T-Mobile’s network suffered two separate but related 911 outages on Aug. 8, 2014 that lasted a combined three hours. The outages prevented callers nationwide from reaching first responders when making calls to 911 on T-Mobile’s network, the bureau said in a public notice today.
In its investigation, the bureau found that T-Mobile did not provide timely notification of the outages to all affected 911 call centers, as required by FCC rules. The probe also found that the outages were the result of T-Mobile’s failure to implement “appropriate safeguards” in its 911 network architecture.
In addition to the $17.5 million fine, T-Mobile has agreed to implement a compliance program to “strengthen its 911 resilience and its 911 risk management processes.” T-Mobile also must maintain updated contact information for 911 call centers and adopt a plan to notify 911 call centers during outages. Finally, the consent decree requires T-Mobile to file detailed compliance reports with the Enforcement Bureau.
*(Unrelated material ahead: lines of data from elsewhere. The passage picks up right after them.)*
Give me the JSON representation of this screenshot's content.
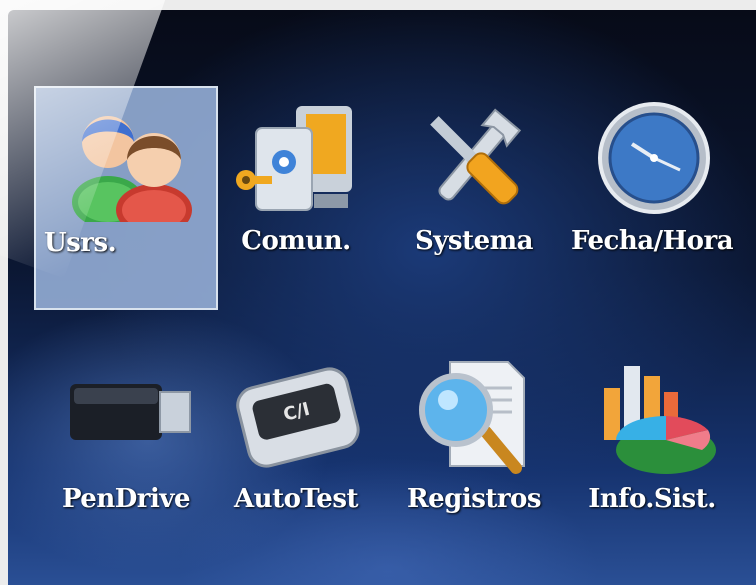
{
  "menu": {
    "items": [
      {
        "label": "Usrs.",
        "icon": "users-icon",
        "selected": true
      },
      {
        "label": "Comun.",
        "icon": "communication-icon",
        "selected": false
      },
      {
        "label": "Systema",
        "icon": "tools-icon",
        "selected": false
      },
      {
        "label": "Fecha/Hora",
        "icon": "clock-icon",
        "selected": false
      },
      {
        "label": "PenDrive",
        "icon": "usb-drive-icon",
        "selected": false
      },
      {
        "label": "AutoTest",
        "icon": "autotest-icon",
        "selected": false
      },
      {
        "label": "Registros",
        "icon": "records-search-icon",
        "selected": false
      },
      {
        "label": "Info.Sist.",
        "icon": "system-info-chart-icon",
        "selected": false
      }
    ]
  },
  "autotest_icon_text": "C/I",
  "colors": {
    "selection_bg": "#91aad2",
    "screen_dark": "#0b1733",
    "screen_light": "#2a4f95",
    "label": "#ffffff"
  }
}
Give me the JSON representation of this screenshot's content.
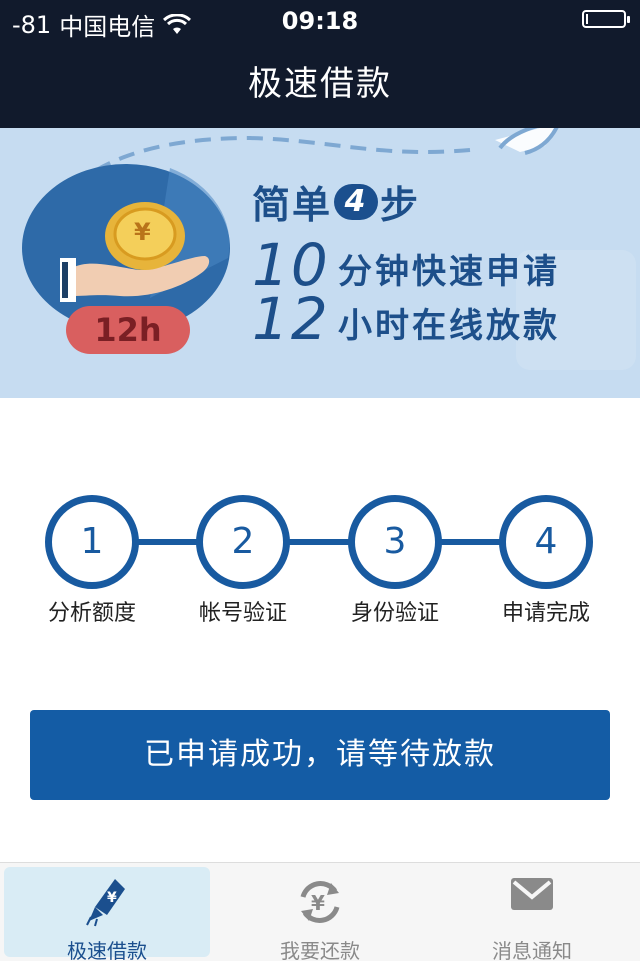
{
  "status_bar": {
    "signal": "-81",
    "carrier": "中国电信",
    "time": "09:18",
    "battery_level": 0.05
  },
  "nav": {
    "title": "极速借款"
  },
  "banner": {
    "badge": "12h",
    "currency_symbol": "¥",
    "headline_prefix": "简单",
    "headline_number": "4",
    "headline_suffix": "步",
    "features": [
      {
        "number": "10",
        "text": "分钟快速申请"
      },
      {
        "number": "12",
        "text": "小时在线放款"
      }
    ]
  },
  "steps": [
    {
      "number": "1",
      "label": "分析额度"
    },
    {
      "number": "2",
      "label": "帐号验证"
    },
    {
      "number": "3",
      "label": "身份验证"
    },
    {
      "number": "4",
      "label": "申请完成"
    }
  ],
  "action": {
    "label": "已申请成功，请等待放款"
  },
  "tabs": [
    {
      "label": "极速借款",
      "icon": "rocket-yen-icon",
      "active": true
    },
    {
      "label": "我要还款",
      "icon": "yen-cycle-icon",
      "active": false
    },
    {
      "label": "消息通知",
      "icon": "envelope-icon",
      "active": false
    }
  ],
  "colors": {
    "header_bg": "#111a2c",
    "banner_bg": "#c6dcf1",
    "brand_blue": "#185aa0",
    "button_blue": "#145ca5",
    "tab_active_bg": "#d9ecf5",
    "badge_red": "#d95f5f",
    "coin_gold": "#e7b43a"
  }
}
“The Commission has no higher priority than ensuring the reliability and resilience of our nation’s communications networks so that consumers can reach public safety in their time of need,” said FCC Chairman Tom Wheeler. “Communications providers that do not take necessary steps to ensure that Americans can call 911 will be held to account.”
“This Consent Decree includes a commitment by T-Mobile not only to address risk of 911 service failure, but also to improve its 911 call center reporting and its ability to recognize, respond to, and rapidly recover from 911 disruptions,” said David Simpson, chief of the Public Safety and Homeland Security Bureau.
“The safety of our customers is extremely important and we take the responsibility to provide reliable 911 service very seriously,” said Kathleen Ham, vice president-federal regulatory affairs at T-Mobile, in a statement. “We have made significant changes and improvements across a number of our systems since last year, and we will continue working to improve these critical systems with our partners to provide the standard of service our customers rightly expect from T-Mobile,” she said.
The bureau said the settlement includes the largest fine it has assessed against a carrier in connection with a 911 outage and the fourth major 911-outage related enforcement action it has taken this year. The FCC previously entered into a $16 million settlement with CenturyLink, Inc., a $1.4 million settlement with Intrado Communications, and a $3.4 million settlement with Verizon Communications, Inc., in connection with an April 2014 multistate 911 outage in April 2014. – Brian Hammond, email@example.com